Reconstitution of a Continuous Climatic and Rainfall Series for the Central Sahel (1950-2012): Data, Methodology and Application

Friday, 19 December 2014: 10:20 AM
Jerome Demarty1, Crystele Leauthaud2, Bernard Cappelaere1, Theo Vischel3, Françoise Guichard4, Laurent Kergoat5, Grippa Manuela5, Frederic Hourdin6 and Benjamin Sultan7, (1)IRD Hydrosciences, Montpellier, France, (2)CNRS, Hydrosciences, Montpellier, France, (3)CNRS-INSU, LTHE, Grenoble, France, (4)CNRM, Toulouse, France, (5)GET Géosciences Environnement Toulouse, Toulouse, France, (6)LMD/IPSL/CNRS/UPMC, Paris, France, (7)IRD-LOCEAN, Paris Cedex 05, France
The Sahel is one of the regions in the world which has experienced the strongest climatic changes in the past decades. In a context of high population growth and mainly agriculture-based economies and livelihoods, these fluctuations can cause serious societal problems. Understanding past and predicting future climatic changes and their implications on natural and cultivated ecosystems are hence primordial. Modelling efforts in the fields of hydrology and ecohydrology have already been undertaken, but are hindered by data availability as soon as the multi-decadal time scale is targeted. Indeed, in addition to being scarce, climatic data are often discontinuous in time, limiting the use of many modelling tools.

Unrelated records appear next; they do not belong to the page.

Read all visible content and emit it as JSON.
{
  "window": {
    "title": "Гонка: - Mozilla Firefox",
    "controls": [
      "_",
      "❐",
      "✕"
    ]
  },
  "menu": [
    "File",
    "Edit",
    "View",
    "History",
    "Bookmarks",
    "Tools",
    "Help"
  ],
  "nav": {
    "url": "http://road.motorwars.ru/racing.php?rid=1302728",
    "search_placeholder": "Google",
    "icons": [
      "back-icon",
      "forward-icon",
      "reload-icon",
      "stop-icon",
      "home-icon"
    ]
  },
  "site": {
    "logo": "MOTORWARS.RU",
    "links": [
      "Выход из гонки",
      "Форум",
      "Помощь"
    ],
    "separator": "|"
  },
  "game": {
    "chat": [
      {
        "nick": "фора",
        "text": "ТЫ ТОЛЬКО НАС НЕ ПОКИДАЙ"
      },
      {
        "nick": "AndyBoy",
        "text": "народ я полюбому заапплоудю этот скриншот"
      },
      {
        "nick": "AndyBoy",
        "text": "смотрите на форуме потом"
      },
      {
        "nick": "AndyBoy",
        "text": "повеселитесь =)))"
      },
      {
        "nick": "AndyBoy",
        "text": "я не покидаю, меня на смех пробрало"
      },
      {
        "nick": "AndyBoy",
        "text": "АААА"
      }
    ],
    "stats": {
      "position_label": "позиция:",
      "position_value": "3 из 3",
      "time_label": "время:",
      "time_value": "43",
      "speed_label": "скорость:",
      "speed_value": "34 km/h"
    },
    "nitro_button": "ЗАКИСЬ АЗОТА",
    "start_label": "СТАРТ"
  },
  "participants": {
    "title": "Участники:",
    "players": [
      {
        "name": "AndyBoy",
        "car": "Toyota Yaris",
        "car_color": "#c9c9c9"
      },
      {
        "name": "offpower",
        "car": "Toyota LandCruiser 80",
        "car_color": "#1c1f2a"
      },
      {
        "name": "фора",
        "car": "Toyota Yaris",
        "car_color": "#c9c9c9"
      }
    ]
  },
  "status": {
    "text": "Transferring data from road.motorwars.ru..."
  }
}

In this study we produced a continuous and consistent data set at Niamey, Niger (13.5° N, 2.1° E) from 1950 to 2012 at different temporal scales (daily, 3-h and 30-min) that can be used as inputs in most LSM-type, vegetation and hydrological models. A stochastic component was introduced to reflect the uncertainty on the determination of missing data. Variables under study were: rainfall, air temperature, specific humidity, air pressure, wind speed, cloud cover, clear-sky longwave and shortwave radiation. Missing data were filled through regression methods, artificial neural networks, or by randomly selecting the missing variables from data classes presenting similar properties.

The datasets showed an increase in temperature of over 1°C since the 1950s. They also maintained the diurnal and seasonal cycles for all variables, thus verifying their internal coherence. Uncertainty at the sub-daily scale did not propagate at longer time-scales for the climatic data. Finally, trends in the seasonal and diurnal cycle of main variables were analyzed and were found coherent with published data. As an illustration of a possible use of this dataset, variations in the water and energy budgets for 1950-2012 for a major ecosystem in the region were simulated using a detailed LSM/SVAT model (SiSPAT). This dataset could be used by the community to better understand and predict land-surface-atmosphere interactions in Central Sahel, including hydrological ones, such as historical changes in yield, growth of natural vegetation, changes in the water cycle and as a high-quality baseline for climate change impacts studies.